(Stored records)

________________

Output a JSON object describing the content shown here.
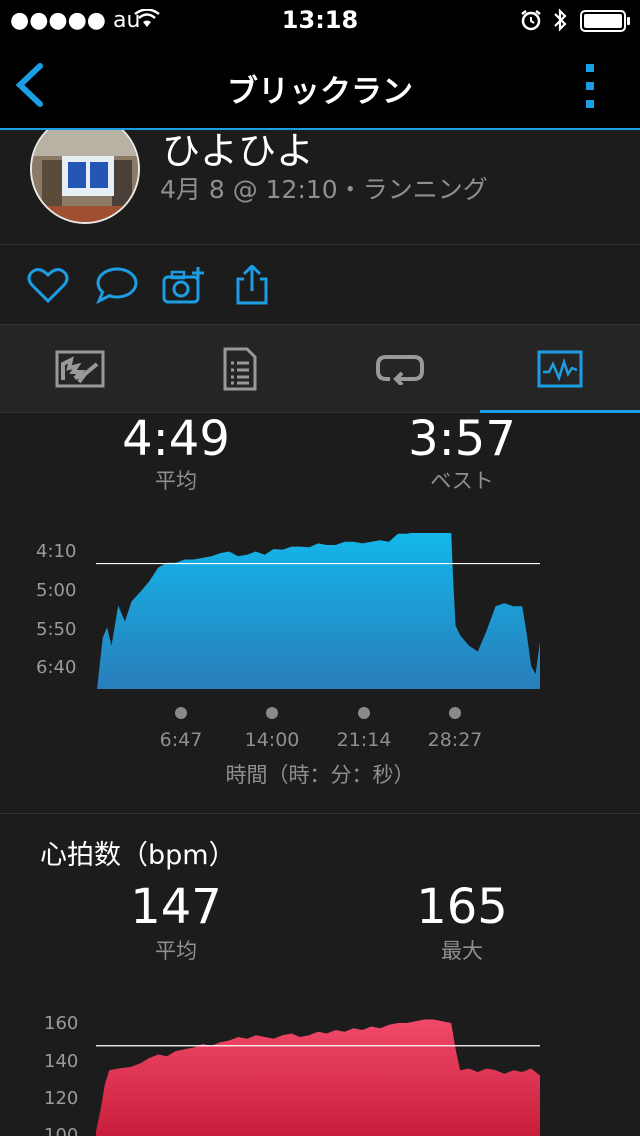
{
  "status_bar": {
    "carrier": "●●●●● au",
    "time": "13:18",
    "icons": [
      "wifi-icon",
      "alarm-icon",
      "bluetooth-icon",
      "battery-icon"
    ]
  },
  "nav": {
    "title": "ブリックラン",
    "back_icon": "chevron-left-icon",
    "more_icon": "vertical-dots-icon",
    "accent_color": "#1b9ee3"
  },
  "profile": {
    "name": "ひよひよ",
    "meta": "4月 8 @ 12:10・ランニング"
  },
  "actions": [
    "heart-icon",
    "comment-icon",
    "add-photo-icon",
    "share-icon"
  ],
  "tabs": [
    {
      "icon": "map-icon",
      "active": false
    },
    {
      "icon": "details-icon",
      "active": false
    },
    {
      "icon": "laps-icon",
      "active": false
    },
    {
      "icon": "chart-icon",
      "active": true
    }
  ],
  "pace": {
    "avg_value": "4:49",
    "avg_label": "平均",
    "best_value": "3:57",
    "best_label": "ベスト",
    "color": "#1a8fd0",
    "chart_data": {
      "type": "area",
      "y_tick_labels": [
        "4:10",
        "5:00",
        "5:50",
        "6:40"
      ],
      "x_tick_labels": [
        "6:47",
        "14:00",
        "21:14",
        "28:27"
      ],
      "x_title": "時間（時：分：秒）",
      "reference_line": "4:49",
      "x": [
        0,
        1.5,
        2.5,
        3.5,
        5,
        6.5,
        8,
        10,
        12,
        14,
        16,
        18,
        20,
        22,
        24,
        26,
        28,
        30,
        32,
        34,
        36,
        38,
        40,
        42,
        44,
        46,
        48,
        50,
        52,
        54,
        56,
        58,
        60,
        62,
        64,
        66,
        68,
        70,
        72,
        74,
        76,
        78,
        80,
        80.5,
        81,
        82,
        84,
        86,
        88,
        90,
        92,
        94,
        96,
        97,
        98,
        99,
        100
      ],
      "y_values_sec_per_km": [
        440,
        365,
        352,
        375,
        325,
        345,
        320,
        308,
        295,
        278,
        272,
        272,
        268,
        268,
        266,
        264,
        260,
        258,
        264,
        262,
        258,
        262,
        255,
        256,
        252,
        252,
        253,
        248,
        250,
        250,
        246,
        246,
        248,
        246,
        244,
        246,
        236,
        236,
        234,
        234,
        234,
        234,
        234,
        300,
        350,
        362,
        375,
        382,
        356,
        326,
        322,
        326,
        326,
        360,
        400,
        410,
        370
      ]
    }
  },
  "heart_rate": {
    "section_title": "心拍数（bpm）",
    "avg_value": "147",
    "avg_label": "平均",
    "max_value": "165",
    "max_label": "最大",
    "color": "#d8284a",
    "chart_data": {
      "type": "area",
      "y_tick_labels": [
        "160",
        "140",
        "120",
        "100"
      ],
      "reference_line": 147,
      "x": [
        0,
        1,
        2,
        3,
        5,
        8,
        10,
        12,
        14,
        16,
        18,
        20,
        22,
        24,
        26,
        28,
        30,
        32,
        34,
        36,
        38,
        40,
        42,
        44,
        46,
        48,
        50,
        52,
        54,
        56,
        58,
        60,
        62,
        64,
        66,
        68,
        70,
        72,
        74,
        76,
        78,
        80,
        81,
        82,
        84,
        86,
        88,
        90,
        92,
        94,
        96,
        98,
        100
      ],
      "values": [
        98,
        110,
        125,
        133,
        134,
        135,
        137,
        140,
        142,
        141,
        144,
        145,
        146,
        148,
        147,
        149,
        150,
        152,
        151,
        153,
        152,
        151,
        153,
        154,
        152,
        153,
        155,
        154,
        156,
        155,
        157,
        156,
        158,
        157,
        159,
        160,
        160,
        161,
        162,
        162,
        161,
        160,
        145,
        133,
        134,
        132,
        134,
        133,
        131,
        133,
        132,
        134,
        130
      ]
    }
  }
}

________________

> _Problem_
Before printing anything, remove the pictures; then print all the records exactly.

> _Result_
Output a JSON object describing the content shown here.
{
  "status_bar": {
    "carrier": "●●●●● au",
    "time": "13:18",
    "icons": [
      "wifi-icon",
      "alarm-icon",
      "bluetooth-icon",
      "battery-icon"
    ]
  },
  "nav": {
    "title": "ブリックラン",
    "back_icon": "chevron-left-icon",
    "more_icon": "vertical-dots-icon",
    "accent_color": "#1b9ee3"
  },
  "profile": {
    "name": "ひよひよ",
    "meta": "4月 8 @ 12:10・ランニング"
  },
  "actions": [
    "heart-icon",
    "comment-icon",
    "add-photo-icon",
    "share-icon"
  ],
  "tabs": [
    {
      "icon": "map-icon",
      "active": false
    },
    {
      "icon": "details-icon",
      "active": false
    },
    {
      "icon": "laps-icon",
      "active": false
    },
    {
      "icon": "chart-icon",
      "active": true
    }
  ],
  "pace": {
    "avg_value": "4:49",
    "avg_label": "平均",
    "best_value": "3:57",
    "best_label": "ベスト",
    "color": "#1a8fd0",
    "chart_data": {
      "type": "area",
      "y_tick_labels": [
        "4:10",
        "5:00",
        "5:50",
        "6:40"
      ],
      "x_tick_labels": [
        "6:47",
        "14:00",
        "21:14",
        "28:27"
      ],
      "x_title": "時間（時：分：秒）",
      "reference_line": "4:49",
      "x": [
        0,
        1.5,
        2.5,
        3.5,
        5,
        6.5,
        8,
        10,
        12,
        14,
        16,
        18,
        20,
        22,
        24,
        26,
        28,
        30,
        32,
        34,
        36,
        38,
        40,
        42,
        44,
        46,
        48,
        50,
        52,
        54,
        56,
        58,
        60,
        62,
        64,
        66,
        68,
        70,
        72,
        74,
        76,
        78,
        80,
        80.5,
        81,
        82,
        84,
        86,
        88,
        90,
        92,
        94,
        96,
        97,
        98,
        99,
        100
      ],
      "y_values_sec_per_km": [
        440,
        365,
        352,
        375,
        325,
        345,
        320,
        308,
        295,
        278,
        272,
        272,
        268,
        268,
        266,
        264,
        260,
        258,
        264,
        262,
        258,
        262,
        255,
        256,
        252,
        252,
        253,
        248,
        250,
        250,
        246,
        246,
        248,
        246,
        244,
        246,
        236,
        236,
        234,
        234,
        234,
        234,
        234,
        300,
        350,
        362,
        375,
        382,
        356,
        326,
        322,
        326,
        326,
        360,
        400,
        410,
        370
      ]
    }
  },
  "heart_rate": {
    "section_title": "心拍数（bpm）",
    "avg_value": "147",
    "avg_label": "平均",
    "max_value": "165",
    "max_label": "最大",
    "color": "#d8284a",
    "chart_data": {
      "type": "area",
      "y_tick_labels": [
        "160",
        "140",
        "120",
        "100"
      ],
      "reference_line": 147,
      "x": [
        0,
        1,
        2,
        3,
        5,
        8,
        10,
        12,
        14,
        16,
        18,
        20,
        22,
        24,
        26,
        28,
        30,
        32,
        34,
        36,
        38,
        40,
        42,
        44,
        46,
        48,
        50,
        52,
        54,
        56,
        58,
        60,
        62,
        64,
        66,
        68,
        70,
        72,
        74,
        76,
        78,
        80,
        81,
        82,
        84,
        86,
        88,
        90,
        92,
        94,
        96,
        98,
        100
      ],
      "values": [
        98,
        110,
        125,
        133,
        134,
        135,
        137,
        140,
        142,
        141,
        144,
        145,
        146,
        148,
        147,
        149,
        150,
        152,
        151,
        153,
        152,
        151,
        153,
        154,
        152,
        153,
        155,
        154,
        156,
        155,
        157,
        156,
        158,
        157,
        159,
        160,
        160,
        161,
        162,
        162,
        161,
        160,
        145,
        133,
        134,
        132,
        134,
        133,
        131,
        133,
        132,
        134,
        130
      ]
    }
  }
}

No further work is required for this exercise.